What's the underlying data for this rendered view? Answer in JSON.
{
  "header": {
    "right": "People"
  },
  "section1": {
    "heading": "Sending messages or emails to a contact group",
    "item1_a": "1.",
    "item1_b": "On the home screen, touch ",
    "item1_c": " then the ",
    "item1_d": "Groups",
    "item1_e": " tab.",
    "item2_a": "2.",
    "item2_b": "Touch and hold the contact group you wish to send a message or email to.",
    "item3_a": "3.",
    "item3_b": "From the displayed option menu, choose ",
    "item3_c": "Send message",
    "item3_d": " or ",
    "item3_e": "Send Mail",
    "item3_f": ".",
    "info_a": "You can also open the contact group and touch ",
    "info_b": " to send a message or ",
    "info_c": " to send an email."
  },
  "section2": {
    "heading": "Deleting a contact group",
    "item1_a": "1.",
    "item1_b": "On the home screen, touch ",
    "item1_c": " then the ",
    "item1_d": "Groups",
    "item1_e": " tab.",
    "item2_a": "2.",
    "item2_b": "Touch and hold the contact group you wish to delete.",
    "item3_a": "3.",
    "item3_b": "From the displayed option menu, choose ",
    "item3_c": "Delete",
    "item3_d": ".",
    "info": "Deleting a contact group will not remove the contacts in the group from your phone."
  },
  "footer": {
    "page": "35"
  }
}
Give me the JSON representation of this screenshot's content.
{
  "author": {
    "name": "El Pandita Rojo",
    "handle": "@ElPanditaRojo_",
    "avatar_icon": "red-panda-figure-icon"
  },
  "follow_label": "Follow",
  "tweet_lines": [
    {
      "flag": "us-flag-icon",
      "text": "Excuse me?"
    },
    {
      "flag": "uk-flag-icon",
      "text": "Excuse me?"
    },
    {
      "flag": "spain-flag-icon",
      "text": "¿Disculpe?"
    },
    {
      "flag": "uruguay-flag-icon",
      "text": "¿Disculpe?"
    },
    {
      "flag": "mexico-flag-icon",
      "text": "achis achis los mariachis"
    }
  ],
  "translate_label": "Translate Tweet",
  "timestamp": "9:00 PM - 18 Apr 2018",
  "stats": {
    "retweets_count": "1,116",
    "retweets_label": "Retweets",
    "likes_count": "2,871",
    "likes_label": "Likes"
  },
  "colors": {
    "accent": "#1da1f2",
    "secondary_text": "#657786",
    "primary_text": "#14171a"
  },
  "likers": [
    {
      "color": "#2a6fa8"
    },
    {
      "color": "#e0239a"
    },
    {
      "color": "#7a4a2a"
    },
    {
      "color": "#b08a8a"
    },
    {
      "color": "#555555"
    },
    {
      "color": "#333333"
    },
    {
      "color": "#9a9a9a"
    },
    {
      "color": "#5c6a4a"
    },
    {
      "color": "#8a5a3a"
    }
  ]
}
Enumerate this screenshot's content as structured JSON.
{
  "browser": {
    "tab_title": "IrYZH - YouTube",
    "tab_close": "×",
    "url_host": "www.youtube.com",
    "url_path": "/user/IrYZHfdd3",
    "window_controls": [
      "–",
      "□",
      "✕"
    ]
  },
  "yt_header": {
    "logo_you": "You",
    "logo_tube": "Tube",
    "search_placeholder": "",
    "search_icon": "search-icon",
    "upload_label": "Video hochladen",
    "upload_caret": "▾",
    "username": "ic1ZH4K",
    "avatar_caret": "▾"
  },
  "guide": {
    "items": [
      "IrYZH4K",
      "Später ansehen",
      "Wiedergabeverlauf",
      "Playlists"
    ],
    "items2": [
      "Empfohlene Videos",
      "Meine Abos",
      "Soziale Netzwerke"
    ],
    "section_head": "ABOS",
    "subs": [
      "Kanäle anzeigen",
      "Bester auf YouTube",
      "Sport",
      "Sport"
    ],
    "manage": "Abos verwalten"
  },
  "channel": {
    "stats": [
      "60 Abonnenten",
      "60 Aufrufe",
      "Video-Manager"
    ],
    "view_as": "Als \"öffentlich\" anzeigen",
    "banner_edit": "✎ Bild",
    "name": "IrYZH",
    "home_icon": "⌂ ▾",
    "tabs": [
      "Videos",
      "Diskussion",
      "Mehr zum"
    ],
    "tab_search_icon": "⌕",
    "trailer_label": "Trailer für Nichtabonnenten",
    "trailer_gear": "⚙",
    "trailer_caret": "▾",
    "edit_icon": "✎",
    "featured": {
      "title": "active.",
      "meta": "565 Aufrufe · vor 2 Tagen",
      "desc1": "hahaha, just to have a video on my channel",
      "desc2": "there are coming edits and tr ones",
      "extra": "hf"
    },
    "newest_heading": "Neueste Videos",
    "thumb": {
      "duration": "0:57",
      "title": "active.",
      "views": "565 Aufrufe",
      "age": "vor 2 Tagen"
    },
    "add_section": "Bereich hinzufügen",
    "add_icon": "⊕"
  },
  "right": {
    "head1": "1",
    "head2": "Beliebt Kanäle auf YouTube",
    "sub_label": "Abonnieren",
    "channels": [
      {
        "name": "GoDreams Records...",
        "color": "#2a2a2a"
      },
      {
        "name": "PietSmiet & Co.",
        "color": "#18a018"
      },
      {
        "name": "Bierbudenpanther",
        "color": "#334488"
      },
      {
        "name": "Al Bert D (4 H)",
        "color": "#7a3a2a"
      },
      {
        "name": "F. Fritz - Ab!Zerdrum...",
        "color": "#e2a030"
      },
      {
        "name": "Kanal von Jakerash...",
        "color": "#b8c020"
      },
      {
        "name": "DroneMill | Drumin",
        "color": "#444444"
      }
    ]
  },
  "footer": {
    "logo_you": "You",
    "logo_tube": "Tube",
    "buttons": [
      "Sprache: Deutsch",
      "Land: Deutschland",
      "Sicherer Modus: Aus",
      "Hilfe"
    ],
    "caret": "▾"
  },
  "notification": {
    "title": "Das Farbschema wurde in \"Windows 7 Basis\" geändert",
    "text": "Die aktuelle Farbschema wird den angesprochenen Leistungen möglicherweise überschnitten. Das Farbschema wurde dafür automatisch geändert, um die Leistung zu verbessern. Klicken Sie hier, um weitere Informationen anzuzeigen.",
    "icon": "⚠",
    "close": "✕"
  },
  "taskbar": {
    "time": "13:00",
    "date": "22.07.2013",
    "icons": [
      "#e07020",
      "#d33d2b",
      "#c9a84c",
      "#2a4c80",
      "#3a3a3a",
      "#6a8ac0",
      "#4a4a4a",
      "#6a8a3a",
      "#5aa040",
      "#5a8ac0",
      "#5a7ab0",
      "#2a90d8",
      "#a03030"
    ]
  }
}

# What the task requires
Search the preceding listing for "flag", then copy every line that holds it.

# Result
      "flag": "us-flag-icon",
      "flag": "uk-flag-icon",
      "flag": "spain-flag-icon",
      "flag": "uruguay-flag-icon",
      "flag": "mexico-flag-icon",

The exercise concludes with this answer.